Sunday, Al must have been smiling and saying, "I told you so."
Pet peeve of the week
The Freak was in Denver to see quarterback Tim Tebow’s first NFL touchdown, and the fans do love him there. But he really doesn’t look to be an every-down player in the league.
Be careful what you wish for Bronco fans. There’s no going back now!
The sure thing
Last week proved there are no sure bets in the NFL as the Giants thought they were on their bye week, and laid an egg at The Meadowlands against Seattle.
The Freak took some heat from local Steelers’ fan Paul M. for picking them to be upset by the Titans. Well, this should keep him happy as the Steelers will pound the Jags in Pittsburgh. Do you think you made a mistake Jack Del Rio in cutting quarterback Dave Garrard? Steelers win easily.
The Packers’ defence looks average, but their offence is the best in the league with so many weapons at quarterback Aaron Rodgers’ disposal. St. Louis is coming off a bye, but that just delays the inevitable. Packers romp at Lambeau.
This is the first Raiders’ home game since the passing of Al Davis. Guarantee you the harsh, rebellious Oakland crowd will be in top form for the Browns’ visit. The silver and black will be jacked up in front of their fans and, like the old Raiders, will physically beat up Cleveland. Oakland wins again, and neighbour Leard is smiling.
Don’t mortgage the house picks
The Texans don’t look like the same team without wide receiver Andre Johnson as they visit rested Baltimore. Ray Lewis and the boys will make sure Arian Foster won’t be a factor, and make Houston one dimensional. Not the words you want to hear playing the Ravens’ defence. Black Birds win.
Believe The Freak, the Giants have more problems than a math book regarding their defence.

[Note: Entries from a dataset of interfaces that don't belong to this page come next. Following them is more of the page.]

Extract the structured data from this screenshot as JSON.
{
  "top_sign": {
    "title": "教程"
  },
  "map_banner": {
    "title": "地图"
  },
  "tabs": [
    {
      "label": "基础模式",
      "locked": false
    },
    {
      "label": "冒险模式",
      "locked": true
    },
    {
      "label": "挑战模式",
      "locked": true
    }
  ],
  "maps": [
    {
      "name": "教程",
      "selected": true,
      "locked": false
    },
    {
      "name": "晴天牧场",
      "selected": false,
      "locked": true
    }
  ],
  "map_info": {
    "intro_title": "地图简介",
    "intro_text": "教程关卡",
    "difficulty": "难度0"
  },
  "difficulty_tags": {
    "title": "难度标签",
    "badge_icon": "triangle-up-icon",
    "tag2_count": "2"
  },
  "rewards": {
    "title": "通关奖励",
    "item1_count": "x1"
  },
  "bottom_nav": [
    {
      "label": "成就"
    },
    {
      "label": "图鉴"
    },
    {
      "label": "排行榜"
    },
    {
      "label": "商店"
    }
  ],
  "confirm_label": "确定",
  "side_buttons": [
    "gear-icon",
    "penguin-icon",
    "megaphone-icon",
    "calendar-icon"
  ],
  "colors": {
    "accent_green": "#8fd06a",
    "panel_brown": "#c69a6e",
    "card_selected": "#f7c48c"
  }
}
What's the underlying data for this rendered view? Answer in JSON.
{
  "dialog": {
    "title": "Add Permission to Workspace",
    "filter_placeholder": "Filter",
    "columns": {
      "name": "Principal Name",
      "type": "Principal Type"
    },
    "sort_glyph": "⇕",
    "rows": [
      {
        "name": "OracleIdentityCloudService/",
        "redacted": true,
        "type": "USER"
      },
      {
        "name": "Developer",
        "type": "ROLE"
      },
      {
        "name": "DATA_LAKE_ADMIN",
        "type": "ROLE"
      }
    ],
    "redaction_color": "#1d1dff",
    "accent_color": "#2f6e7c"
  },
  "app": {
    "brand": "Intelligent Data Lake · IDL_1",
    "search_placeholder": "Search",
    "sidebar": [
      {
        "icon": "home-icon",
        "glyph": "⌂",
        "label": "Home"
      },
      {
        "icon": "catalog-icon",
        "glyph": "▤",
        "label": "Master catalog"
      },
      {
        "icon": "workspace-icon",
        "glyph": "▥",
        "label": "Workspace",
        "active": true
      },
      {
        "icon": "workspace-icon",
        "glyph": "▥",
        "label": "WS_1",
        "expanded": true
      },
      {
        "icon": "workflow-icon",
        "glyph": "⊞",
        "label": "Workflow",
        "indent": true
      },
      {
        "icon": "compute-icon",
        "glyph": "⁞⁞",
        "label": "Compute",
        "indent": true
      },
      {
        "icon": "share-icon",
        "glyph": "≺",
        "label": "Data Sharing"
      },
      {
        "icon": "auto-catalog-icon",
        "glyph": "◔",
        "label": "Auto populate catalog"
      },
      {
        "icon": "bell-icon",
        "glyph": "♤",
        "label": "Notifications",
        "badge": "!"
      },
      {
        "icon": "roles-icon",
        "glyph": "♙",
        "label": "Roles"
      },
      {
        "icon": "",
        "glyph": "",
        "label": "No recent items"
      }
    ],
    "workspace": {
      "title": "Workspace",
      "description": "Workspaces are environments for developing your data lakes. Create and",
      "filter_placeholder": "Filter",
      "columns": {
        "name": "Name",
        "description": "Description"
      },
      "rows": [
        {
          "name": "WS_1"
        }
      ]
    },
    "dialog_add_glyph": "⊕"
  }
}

They have trouble stopping the pass as they made Tarvaris Jackson and Charlie Whitehurst look like the second coming of Joe Montana and Steve Young. New York has given up over 100 yards rushing the last three games, and one of the top backs in the league, Buffalo’s Freddie Jackson, comes to town. He’s a complete back and, along with quarterback Ryan Fitzpatrick, the Giants’ defence won’t have answers. The Bills put a bruising on the Big Apple.
Isn’t it time the "Dream Team" comes alive? The Eagles are 1-4, and must be in desperation mode at division rival Washington. Philly basically has to win nine of their last 11 games to have a chance at the playoffs. Washington, coming off a bye week, is a surprising 3-1 atop the NFC East. The Eagles’ D has been awful, but the one thing they can do is rush the passer. If you pressure Washington quarterback Rex Grossman, he has a history of throwing to the other team. This game means more for Philly. Take the green birds.
The Freak has a gut feeling that the Cowboys will go into Foxboro, and play a complete game for the first time this year.
Quarterback Tony Romo will have a good game against that Pats’ secondary, and will keep his mistakes to a minimum. Tom Brady will have to contend with linebacker Demarcus Ware, who gets pressure on every snap. Brady is usually unbeatable at home during regular season, but he is due for one bad game.
Dallas wins in a shootout.
Last week: 5-for-7 (71.4 per cent).
Season: 27-for-36 (75 per cent).
John Turner is a Summerside schoolteacher. His column appears every Saturday during the NFL season. Feel free to e-mail questions and comments to the email@example.com.